The heaving deck required Roberts to stand watch through a porthole. At 10 o’clock, a series of barges blew past them. One barge, swinging a huge derrick, came so close that all hands were summoned on deck for impact. "Everybody cheered as it passed, but the wind wouldn’t even let a cheer be heard."
Just after midnight, the wind reversed. Howling suddenly from the west at 100 knots, it swung them dangerously close to other boats. At 4 a.m., PC 1178 hit its engines to clear another barge blowing toward them. It missed by a scant 10 feet as the typhoon carried it out to the ocean.
"From there on to daylight, the storm continued to subside," he wrote. "This morning, the results were visible and not too encouraging. Ships are aground all over the place."
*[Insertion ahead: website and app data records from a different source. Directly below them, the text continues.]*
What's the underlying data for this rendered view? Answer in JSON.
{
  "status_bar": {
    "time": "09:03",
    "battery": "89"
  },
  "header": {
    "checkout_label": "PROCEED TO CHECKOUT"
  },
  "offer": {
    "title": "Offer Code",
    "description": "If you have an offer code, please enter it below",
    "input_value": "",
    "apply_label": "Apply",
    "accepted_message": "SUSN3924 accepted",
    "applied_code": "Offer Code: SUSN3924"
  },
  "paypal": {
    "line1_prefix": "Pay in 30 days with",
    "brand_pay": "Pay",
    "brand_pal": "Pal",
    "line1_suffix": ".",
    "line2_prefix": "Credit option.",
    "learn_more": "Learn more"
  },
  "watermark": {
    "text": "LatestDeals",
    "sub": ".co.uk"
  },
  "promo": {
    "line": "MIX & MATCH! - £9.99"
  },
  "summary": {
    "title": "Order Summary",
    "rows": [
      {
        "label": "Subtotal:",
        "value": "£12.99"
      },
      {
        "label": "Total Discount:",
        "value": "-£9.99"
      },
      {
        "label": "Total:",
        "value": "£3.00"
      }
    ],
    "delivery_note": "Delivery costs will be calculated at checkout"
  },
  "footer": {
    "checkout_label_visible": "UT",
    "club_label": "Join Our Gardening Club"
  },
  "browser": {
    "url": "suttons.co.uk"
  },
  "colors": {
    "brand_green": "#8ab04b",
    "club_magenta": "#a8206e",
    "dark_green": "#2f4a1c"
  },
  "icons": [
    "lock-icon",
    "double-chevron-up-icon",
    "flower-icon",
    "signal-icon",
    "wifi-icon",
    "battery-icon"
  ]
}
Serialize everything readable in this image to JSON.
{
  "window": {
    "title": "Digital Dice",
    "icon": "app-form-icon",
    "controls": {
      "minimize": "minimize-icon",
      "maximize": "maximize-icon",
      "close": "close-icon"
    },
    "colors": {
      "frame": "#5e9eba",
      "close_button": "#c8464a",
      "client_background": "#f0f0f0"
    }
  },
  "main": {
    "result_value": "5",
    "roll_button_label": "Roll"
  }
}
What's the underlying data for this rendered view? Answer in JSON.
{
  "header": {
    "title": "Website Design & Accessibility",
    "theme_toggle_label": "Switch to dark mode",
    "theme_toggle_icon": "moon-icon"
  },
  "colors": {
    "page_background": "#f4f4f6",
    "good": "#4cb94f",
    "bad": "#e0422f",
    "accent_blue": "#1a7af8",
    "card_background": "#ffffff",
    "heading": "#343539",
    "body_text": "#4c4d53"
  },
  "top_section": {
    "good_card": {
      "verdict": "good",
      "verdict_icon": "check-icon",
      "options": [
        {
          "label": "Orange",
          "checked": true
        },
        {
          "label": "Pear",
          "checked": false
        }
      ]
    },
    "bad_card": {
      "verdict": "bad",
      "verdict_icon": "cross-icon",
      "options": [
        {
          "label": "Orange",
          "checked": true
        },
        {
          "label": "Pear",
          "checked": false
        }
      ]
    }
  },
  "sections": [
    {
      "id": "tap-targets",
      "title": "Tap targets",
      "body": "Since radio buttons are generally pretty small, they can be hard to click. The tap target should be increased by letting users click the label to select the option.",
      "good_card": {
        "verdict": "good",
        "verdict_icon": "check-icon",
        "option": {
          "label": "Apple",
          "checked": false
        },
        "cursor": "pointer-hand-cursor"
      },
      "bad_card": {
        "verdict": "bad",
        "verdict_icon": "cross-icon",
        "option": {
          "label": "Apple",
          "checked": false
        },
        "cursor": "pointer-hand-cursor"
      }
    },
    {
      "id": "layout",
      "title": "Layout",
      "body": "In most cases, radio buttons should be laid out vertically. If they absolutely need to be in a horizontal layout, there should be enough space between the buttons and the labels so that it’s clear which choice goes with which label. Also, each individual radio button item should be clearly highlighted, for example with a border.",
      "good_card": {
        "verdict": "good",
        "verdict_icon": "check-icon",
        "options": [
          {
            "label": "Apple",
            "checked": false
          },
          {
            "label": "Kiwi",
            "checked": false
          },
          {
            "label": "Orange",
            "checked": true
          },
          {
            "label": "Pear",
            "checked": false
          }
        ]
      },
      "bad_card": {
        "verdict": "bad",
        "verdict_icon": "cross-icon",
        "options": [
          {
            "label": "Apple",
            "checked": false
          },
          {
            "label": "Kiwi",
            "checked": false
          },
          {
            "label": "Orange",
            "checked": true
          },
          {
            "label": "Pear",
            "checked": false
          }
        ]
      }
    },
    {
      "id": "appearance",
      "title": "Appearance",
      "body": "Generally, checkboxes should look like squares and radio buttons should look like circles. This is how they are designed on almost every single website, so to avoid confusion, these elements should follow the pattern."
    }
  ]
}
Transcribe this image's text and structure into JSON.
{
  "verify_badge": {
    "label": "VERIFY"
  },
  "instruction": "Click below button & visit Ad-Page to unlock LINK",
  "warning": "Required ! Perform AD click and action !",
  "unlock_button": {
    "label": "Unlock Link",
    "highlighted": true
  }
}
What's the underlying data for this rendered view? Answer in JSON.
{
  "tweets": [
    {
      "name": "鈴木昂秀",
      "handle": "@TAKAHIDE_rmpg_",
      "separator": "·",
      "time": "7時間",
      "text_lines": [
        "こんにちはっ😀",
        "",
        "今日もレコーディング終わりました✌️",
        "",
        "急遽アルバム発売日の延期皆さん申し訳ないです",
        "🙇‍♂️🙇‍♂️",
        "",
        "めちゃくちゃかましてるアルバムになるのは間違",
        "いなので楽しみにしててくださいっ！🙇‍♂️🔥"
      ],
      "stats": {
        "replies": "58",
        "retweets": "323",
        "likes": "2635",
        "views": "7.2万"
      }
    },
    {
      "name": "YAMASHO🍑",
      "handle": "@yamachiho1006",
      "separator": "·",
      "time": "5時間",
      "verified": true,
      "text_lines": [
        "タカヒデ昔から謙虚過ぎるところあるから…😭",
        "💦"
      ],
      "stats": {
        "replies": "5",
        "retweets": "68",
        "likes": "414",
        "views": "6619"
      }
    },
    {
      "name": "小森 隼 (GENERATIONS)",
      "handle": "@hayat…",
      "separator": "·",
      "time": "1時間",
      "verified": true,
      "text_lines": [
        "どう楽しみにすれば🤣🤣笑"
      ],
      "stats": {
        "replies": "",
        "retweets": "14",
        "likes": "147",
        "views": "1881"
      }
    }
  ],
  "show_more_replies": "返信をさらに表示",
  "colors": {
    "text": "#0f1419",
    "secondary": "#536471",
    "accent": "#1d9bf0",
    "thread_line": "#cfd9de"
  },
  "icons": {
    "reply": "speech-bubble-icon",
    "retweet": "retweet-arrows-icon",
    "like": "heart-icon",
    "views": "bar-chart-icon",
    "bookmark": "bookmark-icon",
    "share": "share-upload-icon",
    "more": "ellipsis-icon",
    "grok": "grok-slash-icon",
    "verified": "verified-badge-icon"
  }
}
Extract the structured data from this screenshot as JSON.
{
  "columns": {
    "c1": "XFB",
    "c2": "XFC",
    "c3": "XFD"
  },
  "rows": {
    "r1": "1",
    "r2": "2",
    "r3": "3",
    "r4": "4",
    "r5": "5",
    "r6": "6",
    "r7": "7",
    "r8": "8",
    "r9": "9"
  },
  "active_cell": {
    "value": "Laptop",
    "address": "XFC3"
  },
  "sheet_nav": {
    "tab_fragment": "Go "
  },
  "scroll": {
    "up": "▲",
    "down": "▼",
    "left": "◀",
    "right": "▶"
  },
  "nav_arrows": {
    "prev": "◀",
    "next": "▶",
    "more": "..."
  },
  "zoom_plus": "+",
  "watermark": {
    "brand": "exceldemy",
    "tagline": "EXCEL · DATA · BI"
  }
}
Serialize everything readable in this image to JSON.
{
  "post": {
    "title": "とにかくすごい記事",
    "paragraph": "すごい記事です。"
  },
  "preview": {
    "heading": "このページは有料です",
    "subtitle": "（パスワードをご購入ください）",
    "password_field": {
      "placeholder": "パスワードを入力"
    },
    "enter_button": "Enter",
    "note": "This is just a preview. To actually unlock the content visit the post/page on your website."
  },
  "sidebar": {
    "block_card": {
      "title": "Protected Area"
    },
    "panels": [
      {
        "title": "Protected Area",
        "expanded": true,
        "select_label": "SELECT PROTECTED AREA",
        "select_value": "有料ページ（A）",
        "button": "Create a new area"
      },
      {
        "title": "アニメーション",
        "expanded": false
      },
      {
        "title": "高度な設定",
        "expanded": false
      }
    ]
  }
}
DEATH BY FOOTNOTE
The executive officer is a retired dentist now. PC 1178 is a tattered flag on his wall. Stateside papers, thick with home front news, did not cover the typhoon. "It didn’t even get a name," Roberts recalled. "Typhoon Louise, which hit us three weeks later, was the worst loss of ships in the war."
But Roberts’ letter became an ironic reminder of how close he came, at 22, to surviving Hitler’s Uboats and the D-Day landings, only to perish in a historical footnote.
"Tonight the moon is out," he wrote. "It makes it seem impossible that last night this time the bay was such a madhouse."
"I’m far enough away from it now, so I don’t have nightmares," Roberts said. "Though I do have vivid memories of how close those ships came to crushing us."
While Memorial Day honors those soldiers who fought and died on America’s behalf, Veterans Day extends the nod to those who served and lived. The ones who weathered typhoons and became dentists. The ones who held Bastogne and built Levittown. The ones who wintered in Korea or Khe Sanh or Fallujah, and then modestly returned to homes and families. It’s a low-key holiday with minimal fanfare. But it deserves the kind of quiet appreciation young Douglas Roberts demonstrated after his ship had weathered the storm.
"By next week, it’ll be just another experience," he wrote. "But right now, the feeling is one of thanksgiving."